Reduce Downtime Risk with the Right Data Center PDUs
As data centers prepare to take on emerging trends like artificial intelligence, machine learning and IoT, their power demands are also set to soar. These up-and-coming applications will require higher levels of processing power from data centers.
According to McKinsey, for example, U.S. data center power consumption is anticipated to reach 35GW by 2030, up from 17GW last year. Global asset and wealth manager Schroders estimates that energy use for AI deployment alone could increase from approximately 1GW in 2023 to 7GW by 2026.
Meanwhile, energy costs are also on the rise. The 2023 Global Data Center Market Comparison by Cushman & Wakefield reports that the industry is experiencing a median 16% growth in electricity costs for industrial and commercial purposes.
Finding efficient ways to monitor and manage data center power usage has never been more critical to the bottom line as mission-critical applications call for more power.
Do you have the right PDUs in place?
Rack-mounted power distribution units (PDUs) can be one of the keys to preparing for increased power demands. They’re used to distribute, monitor and control the power used by equipment and devices in the data center. They provide controlled and stable power supply while telling you what you can’t readily see about power consumption.
While nearly all data centers have some type of PDUs in place, there are risks associated with using the wrong type of PDU—or using old or outdated PDUs. This can lead to unplanned power outages, increased energy costs and more downtime. And everyone knows that data center downtime equals lost revenue: The 2023 Annual Outage Analysis from Uptime Institute reveals that more than two-thirds of outages cost more than $100,000.
4 types of data center PDUs
These devices are barebones, as their name implies: They act as a version of a very reliable power strip that distributes power to critical data center equipment, offering choices in terms of power type/amount, outlet type, etc. They don’t provide any level of intelligence or insight into power usage, they don’t collect data about the equipment they connect to and they can’t be monitored or controlled over a network.
Think of metered PDUs as a step up from basic devices. They too distribute power to equipment, but they also feature a local display that provides information about local power consumption and load level (current, voltage, power usage per phase, etc.). The information displayed on the device is contained within the PDU—it isn’t shared on a network or transmitted elsewhere for further analysis.

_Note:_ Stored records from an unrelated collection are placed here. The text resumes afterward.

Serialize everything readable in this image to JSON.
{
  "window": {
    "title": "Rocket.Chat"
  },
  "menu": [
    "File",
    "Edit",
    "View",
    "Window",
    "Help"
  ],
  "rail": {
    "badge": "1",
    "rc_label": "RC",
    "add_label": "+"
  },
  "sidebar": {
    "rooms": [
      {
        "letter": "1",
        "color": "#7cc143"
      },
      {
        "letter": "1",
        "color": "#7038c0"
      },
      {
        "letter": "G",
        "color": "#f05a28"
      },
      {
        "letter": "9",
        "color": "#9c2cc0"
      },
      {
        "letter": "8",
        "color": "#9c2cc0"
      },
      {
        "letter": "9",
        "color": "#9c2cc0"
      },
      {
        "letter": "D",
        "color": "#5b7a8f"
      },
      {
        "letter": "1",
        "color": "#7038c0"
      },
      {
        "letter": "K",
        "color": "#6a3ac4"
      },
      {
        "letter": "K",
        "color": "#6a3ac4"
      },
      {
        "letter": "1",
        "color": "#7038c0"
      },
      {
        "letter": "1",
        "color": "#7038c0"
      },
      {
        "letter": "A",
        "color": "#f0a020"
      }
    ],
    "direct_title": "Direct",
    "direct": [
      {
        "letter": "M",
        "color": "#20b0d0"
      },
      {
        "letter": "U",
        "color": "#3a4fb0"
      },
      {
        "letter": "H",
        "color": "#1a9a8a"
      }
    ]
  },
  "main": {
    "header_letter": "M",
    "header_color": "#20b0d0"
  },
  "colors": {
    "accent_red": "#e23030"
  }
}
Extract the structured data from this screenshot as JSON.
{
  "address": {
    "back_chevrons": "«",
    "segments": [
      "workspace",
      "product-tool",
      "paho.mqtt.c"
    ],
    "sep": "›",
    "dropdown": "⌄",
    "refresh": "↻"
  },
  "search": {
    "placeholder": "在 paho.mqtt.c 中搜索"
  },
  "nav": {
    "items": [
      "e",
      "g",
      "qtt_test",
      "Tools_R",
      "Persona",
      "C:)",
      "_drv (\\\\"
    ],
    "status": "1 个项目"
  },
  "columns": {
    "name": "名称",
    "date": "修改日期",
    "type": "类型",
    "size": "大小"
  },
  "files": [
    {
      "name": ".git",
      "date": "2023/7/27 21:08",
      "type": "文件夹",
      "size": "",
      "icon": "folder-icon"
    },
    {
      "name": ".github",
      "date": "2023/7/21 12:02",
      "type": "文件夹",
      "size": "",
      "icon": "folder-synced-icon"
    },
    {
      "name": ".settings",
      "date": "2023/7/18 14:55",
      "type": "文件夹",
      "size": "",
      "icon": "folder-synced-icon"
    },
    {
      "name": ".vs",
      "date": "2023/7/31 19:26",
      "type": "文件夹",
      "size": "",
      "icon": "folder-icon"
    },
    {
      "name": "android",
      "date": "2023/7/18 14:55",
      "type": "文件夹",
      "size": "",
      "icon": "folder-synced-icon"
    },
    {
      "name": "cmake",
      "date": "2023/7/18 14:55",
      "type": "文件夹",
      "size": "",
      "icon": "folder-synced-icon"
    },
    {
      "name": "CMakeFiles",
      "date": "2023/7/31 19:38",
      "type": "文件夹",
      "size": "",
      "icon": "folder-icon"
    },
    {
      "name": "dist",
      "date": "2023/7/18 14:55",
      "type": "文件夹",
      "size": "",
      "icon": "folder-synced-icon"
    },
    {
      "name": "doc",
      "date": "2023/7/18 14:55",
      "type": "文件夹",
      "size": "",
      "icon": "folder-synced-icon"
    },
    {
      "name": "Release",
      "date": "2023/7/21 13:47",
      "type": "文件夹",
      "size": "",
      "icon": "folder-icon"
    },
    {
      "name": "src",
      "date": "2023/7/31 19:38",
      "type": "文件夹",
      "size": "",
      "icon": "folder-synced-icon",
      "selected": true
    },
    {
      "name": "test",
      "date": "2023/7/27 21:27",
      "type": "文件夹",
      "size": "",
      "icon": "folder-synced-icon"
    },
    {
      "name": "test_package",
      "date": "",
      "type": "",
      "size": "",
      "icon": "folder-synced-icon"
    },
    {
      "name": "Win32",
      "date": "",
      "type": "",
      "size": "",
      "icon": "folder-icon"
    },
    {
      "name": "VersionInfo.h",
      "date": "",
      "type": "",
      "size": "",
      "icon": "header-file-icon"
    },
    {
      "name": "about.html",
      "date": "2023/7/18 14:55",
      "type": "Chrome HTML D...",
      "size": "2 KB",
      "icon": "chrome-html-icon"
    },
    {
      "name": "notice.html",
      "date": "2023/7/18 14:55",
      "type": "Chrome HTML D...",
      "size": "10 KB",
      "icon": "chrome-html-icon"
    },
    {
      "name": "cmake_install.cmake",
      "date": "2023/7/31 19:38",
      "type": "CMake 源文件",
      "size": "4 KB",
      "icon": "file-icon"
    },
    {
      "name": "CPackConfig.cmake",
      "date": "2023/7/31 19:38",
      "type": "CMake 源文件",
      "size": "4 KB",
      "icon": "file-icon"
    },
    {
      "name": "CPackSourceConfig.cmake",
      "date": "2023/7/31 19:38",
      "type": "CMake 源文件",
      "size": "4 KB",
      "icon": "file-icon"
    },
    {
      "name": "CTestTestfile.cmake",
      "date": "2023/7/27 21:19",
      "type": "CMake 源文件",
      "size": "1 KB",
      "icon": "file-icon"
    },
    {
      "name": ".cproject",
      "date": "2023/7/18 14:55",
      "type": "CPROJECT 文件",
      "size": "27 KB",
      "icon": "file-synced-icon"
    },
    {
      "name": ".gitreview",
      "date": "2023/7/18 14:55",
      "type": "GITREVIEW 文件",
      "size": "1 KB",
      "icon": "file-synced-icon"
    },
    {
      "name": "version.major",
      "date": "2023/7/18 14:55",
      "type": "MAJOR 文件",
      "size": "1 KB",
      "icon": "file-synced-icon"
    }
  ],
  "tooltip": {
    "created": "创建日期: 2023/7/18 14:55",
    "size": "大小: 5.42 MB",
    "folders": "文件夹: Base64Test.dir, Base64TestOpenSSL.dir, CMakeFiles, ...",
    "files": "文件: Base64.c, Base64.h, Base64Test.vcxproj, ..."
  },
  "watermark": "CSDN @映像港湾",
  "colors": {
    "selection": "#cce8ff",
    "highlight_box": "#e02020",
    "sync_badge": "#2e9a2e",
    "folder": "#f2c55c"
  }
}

Monitored PDUs build on the functionality of metered PDUs by adding the capability to monitor the device over the network, which is vital to optimize power distribution and consumption.
Data center managers can remotely access data about power consumption in real-time. This added functionality offers many benefits. For example, notifications can be sent when a threshold is exceeded so operators can quickly identify and respond to issues. It can also help colocation data centers improve billing accuracy for customers.
These PDUs are the highest-performing units available. They offer the most intelligence along with complete control of the unit on an outlet-by-outlet basis.
Because they are remotely managed, individual receptacles can be turned on and off, reset or scheduled for power cycling from anywhere. If a piece of equipment malfunctions, for example, the individual receptacle connected to that equipment can be rebooted remotely instead of someone having to be onsite to complete the task.
Switched PDUs can also support reporting so operators can identify trends and patterns for better decision-making about things like power usage and distribution, scaling and optimization.
Is it time to go beyond basic?
Selecting the right PDU means finding the balance between your budget and the functionality required to preserve and protect data center power.
If you want to surpass simple power distribution and be able to monitor, respond to and control power usage in your data center, then it’s necessary to go beyond a basic, surface-level overview of electricity consumption. Monitoring what’s happening at the outlet level is the best way to minimize data center risk.
- 5 Ways to Improve Data Center Energy Efficiency with PDUs
- 10 Things to Consider When Choosing a Rack PDU
- 3 Important Data Center Power Considerations